ABOUT THIS TASK
Each entry must be restated word for word.

RECORDS FOR THIS TASK
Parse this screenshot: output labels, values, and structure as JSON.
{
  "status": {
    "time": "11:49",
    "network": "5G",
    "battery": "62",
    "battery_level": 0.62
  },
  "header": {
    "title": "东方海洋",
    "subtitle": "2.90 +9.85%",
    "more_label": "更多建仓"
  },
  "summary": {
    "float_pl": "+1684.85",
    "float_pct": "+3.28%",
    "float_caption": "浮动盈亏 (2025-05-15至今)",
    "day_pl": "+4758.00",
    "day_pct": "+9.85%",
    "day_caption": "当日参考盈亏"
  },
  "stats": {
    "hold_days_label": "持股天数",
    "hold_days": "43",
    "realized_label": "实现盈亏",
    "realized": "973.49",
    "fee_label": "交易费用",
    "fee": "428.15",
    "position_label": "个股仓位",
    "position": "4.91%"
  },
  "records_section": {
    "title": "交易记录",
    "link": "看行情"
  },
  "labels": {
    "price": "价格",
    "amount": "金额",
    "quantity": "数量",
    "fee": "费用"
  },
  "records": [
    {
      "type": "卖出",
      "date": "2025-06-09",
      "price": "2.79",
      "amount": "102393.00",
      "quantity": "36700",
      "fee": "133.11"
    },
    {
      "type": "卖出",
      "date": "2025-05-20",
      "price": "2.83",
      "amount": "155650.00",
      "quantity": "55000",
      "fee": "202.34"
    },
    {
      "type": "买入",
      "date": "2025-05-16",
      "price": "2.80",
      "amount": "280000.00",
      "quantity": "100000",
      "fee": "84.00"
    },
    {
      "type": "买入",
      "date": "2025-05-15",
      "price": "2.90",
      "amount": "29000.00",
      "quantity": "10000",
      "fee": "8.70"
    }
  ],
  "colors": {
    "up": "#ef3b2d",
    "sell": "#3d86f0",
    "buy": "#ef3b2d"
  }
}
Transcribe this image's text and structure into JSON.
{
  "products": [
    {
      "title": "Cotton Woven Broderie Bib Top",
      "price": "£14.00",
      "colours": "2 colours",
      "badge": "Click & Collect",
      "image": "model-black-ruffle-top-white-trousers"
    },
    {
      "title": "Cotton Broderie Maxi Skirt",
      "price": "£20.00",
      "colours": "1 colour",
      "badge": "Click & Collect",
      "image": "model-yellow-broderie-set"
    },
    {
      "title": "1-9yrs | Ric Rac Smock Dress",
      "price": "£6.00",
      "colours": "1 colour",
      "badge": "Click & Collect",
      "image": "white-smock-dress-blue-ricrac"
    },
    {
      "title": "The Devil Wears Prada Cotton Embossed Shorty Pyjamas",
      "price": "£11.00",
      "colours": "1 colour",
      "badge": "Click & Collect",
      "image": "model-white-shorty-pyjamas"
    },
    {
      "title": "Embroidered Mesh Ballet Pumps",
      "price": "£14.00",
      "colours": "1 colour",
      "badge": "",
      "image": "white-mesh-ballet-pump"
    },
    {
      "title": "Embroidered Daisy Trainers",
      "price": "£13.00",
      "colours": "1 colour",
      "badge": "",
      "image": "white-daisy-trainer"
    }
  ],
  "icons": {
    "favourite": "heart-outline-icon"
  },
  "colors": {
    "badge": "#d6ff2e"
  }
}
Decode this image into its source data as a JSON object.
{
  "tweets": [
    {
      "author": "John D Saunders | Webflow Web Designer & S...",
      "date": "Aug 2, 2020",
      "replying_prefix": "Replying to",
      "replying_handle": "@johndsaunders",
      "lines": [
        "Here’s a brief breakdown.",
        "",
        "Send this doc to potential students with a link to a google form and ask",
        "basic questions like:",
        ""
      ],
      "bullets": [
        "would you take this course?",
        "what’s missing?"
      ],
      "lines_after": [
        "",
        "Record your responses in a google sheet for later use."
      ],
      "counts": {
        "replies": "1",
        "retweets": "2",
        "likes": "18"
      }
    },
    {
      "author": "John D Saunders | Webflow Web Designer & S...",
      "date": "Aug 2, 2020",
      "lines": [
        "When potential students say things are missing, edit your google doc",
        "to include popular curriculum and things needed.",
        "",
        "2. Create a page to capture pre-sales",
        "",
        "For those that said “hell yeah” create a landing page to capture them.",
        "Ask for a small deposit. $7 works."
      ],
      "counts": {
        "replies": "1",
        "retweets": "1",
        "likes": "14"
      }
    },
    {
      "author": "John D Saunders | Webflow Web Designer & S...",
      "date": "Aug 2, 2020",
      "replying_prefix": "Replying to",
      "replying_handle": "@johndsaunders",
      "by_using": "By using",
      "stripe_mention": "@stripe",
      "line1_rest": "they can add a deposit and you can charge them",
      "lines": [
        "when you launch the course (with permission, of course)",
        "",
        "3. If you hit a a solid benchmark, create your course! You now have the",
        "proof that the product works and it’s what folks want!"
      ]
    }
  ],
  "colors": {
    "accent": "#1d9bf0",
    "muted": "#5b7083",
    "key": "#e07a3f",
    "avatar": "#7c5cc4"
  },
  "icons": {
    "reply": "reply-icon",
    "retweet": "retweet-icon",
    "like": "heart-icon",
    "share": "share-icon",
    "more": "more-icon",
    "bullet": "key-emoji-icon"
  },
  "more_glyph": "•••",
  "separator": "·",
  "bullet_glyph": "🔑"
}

SOLUTION TO THIS EXERCISE
Parse this screenshot: output labels, values, and structure as JSON.
{
  "status": {
    "time": "11:49",
    "network": "5G",
    "battery": "62",
    "battery_level": 0.62
  },
  "header": {
    "title": "东方海洋",
    "subtitle": "2.90 +9.85%",
    "more_label": "更多建仓"
  },
  "summary": {
    "float_pl": "+1684.85",
    "float_pct": "+3.28%",
    "float_caption": "浮动盈亏 (2025-05-15至今)",
    "day_pl": "+4758.00",
    "day_pct": "+9.85%",
    "day_caption": "当日参考盈亏"
  },
  "stats": {
    "hold_days_label": "持股天数",
    "hold_days": "43",
    "realized_label": "实现盈亏",
    "realized": "973.49",
    "fee_label": "交易费用",
    "fee": "428.15",
    "position_label": "个股仓位",
    "position": "4.91%"
  },
  "records_section": {
    "title": "交易记录",
    "link": "看行情"
  },
  "labels": {
    "price": "价格",
    "amount": "金额",
    "quantity": "数量",
    "fee": "费用"
  },
  "records": [
    {
      "type": "卖出",
      "date": "2025-06-09",
      "price": "2.79",
      "amount": "102393.00",
      "quantity": "36700",
      "fee": "133.11"
    },
    {
      "type": "卖出",
      "date": "2025-05-20",
      "price": "2.83",
      "amount": "155650.00",
      "quantity": "55000",
      "fee": "202.34"
    },
    {
      "type": "买入",
      "date": "2025-05-16",
      "price": "2.80",
      "amount": "280000.00",
      "quantity": "100000",
      "fee": "84.00"
    },
    {
      "type": "买入",
      "date": "2025-05-15",
      "price": "2.90",
      "amount": "29000.00",
      "quantity": "10000",
      "fee": "8.70"
    }
  ],
  "colors": {
    "up": "#ef3b2d",
    "sell": "#3d86f0",
    "buy": "#ef3b2d"
  }
}
Transcribe this image's text and structure into JSON.
{
  "products": [
    {
      "title": "Cotton Woven Broderie Bib Top",
      "price": "£14.00",
      "colours": "2 colours",
      "badge": "Click & Collect",
      "image": "model-black-ruffle-top-white-trousers"
    },
    {
      "title": "Cotton Broderie Maxi Skirt",
      "price": "£20.00",
      "colours": "1 colour",
      "badge": "Click & Collect",
      "image": "model-yellow-broderie-set"
    },
    {
      "title": "1-9yrs | Ric Rac Smock Dress",
      "price": "£6.00",
      "colours": "1 colour",
      "badge": "Click & Collect",
      "image": "white-smock-dress-blue-ricrac"
    },
    {
      "title": "The Devil Wears Prada Cotton Embossed Shorty Pyjamas",
      "price": "£11.00",
      "colours": "1 colour",
      "badge": "Click & Collect",
      "image": "model-white-shorty-pyjamas"
    },
    {
      "title": "Embroidered Mesh Ballet Pumps",
      "price": "£14.00",
      "colours": "1 colour",
      "badge": "",
      "image": "white-mesh-ballet-pump"
    },
    {
      "title": "Embroidered Daisy Trainers",
      "price": "£13.00",
      "colours": "1 colour",
      "badge": "",
      "image": "white-daisy-trainer"
    }
  ],
  "icons": {
    "favourite": "heart-outline-icon"
  },
  "colors": {
    "badge": "#d6ff2e"
  }
}
Decode this image into its source data as a JSON object.
{
  "tweets": [
    {
      "author": "John D Saunders | Webflow Web Designer & S...",
      "date": "Aug 2, 2020",
      "replying_prefix": "Replying to",
      "replying_handle": "@johndsaunders",
      "lines": [
        "Here’s a brief breakdown.",
        "",
        "Send this doc to potential students with a link to a google form and ask",
        "basic questions like:",
        ""
      ],
      "bullets": [
        "would you take this course?",
        "what’s missing?"
      ],
      "lines_after": [
        "",
        "Record your responses in a google sheet for later use."
      ],
      "counts": {
        "replies": "1",
        "retweets": "2",
        "likes": "18"
      }
    },
    {
      "author": "John D Saunders | Webflow Web Designer & S...",
      "date": "Aug 2, 2020",
      "lines": [
        "When potential students say things are missing, edit your google doc",
        "to include popular curriculum and things needed.",
        "",
        "2. Create a page to capture pre-sales",
        "",
        "For those that said “hell yeah” create a landing page to capture them.",
        "Ask for a small deposit. $7 works."
      ],
      "counts": {
        "replies": "1",
        "retweets": "1",
        "likes": "14"
      }
    },
    {
      "author": "John D Saunders | Webflow Web Designer & S...",
      "date": "Aug 2, 2020",
      "replying_prefix": "Replying to",
      "replying_handle": "@johndsaunders",
      "by_using": "By using",
      "stripe_mention": "@stripe",
      "line1_rest": "they can add a deposit and you can charge them",
      "lines": [
        "when you launch the course (with permission, of course)",
        "",
        "3. If you hit a a solid benchmark, create your course! You now have the",
        "proof that the product works and it’s what folks want!"
      ]
    }
  ],
  "colors": {
    "accent": "#1d9bf0",
    "muted": "#5b7083",
    "key": "#e07a3f",
    "avatar": "#7c5cc4"
  },
  "icons": {
    "reply": "reply-icon",
    "retweet": "retweet-icon",
    "like": "heart-icon",
    "share": "share-icon",
    "more": "more-icon",
    "bullet": "key-emoji-icon"
  },
  "more_glyph": "•••",
  "separator": "·",
  "bullet_glyph": "🔑"
}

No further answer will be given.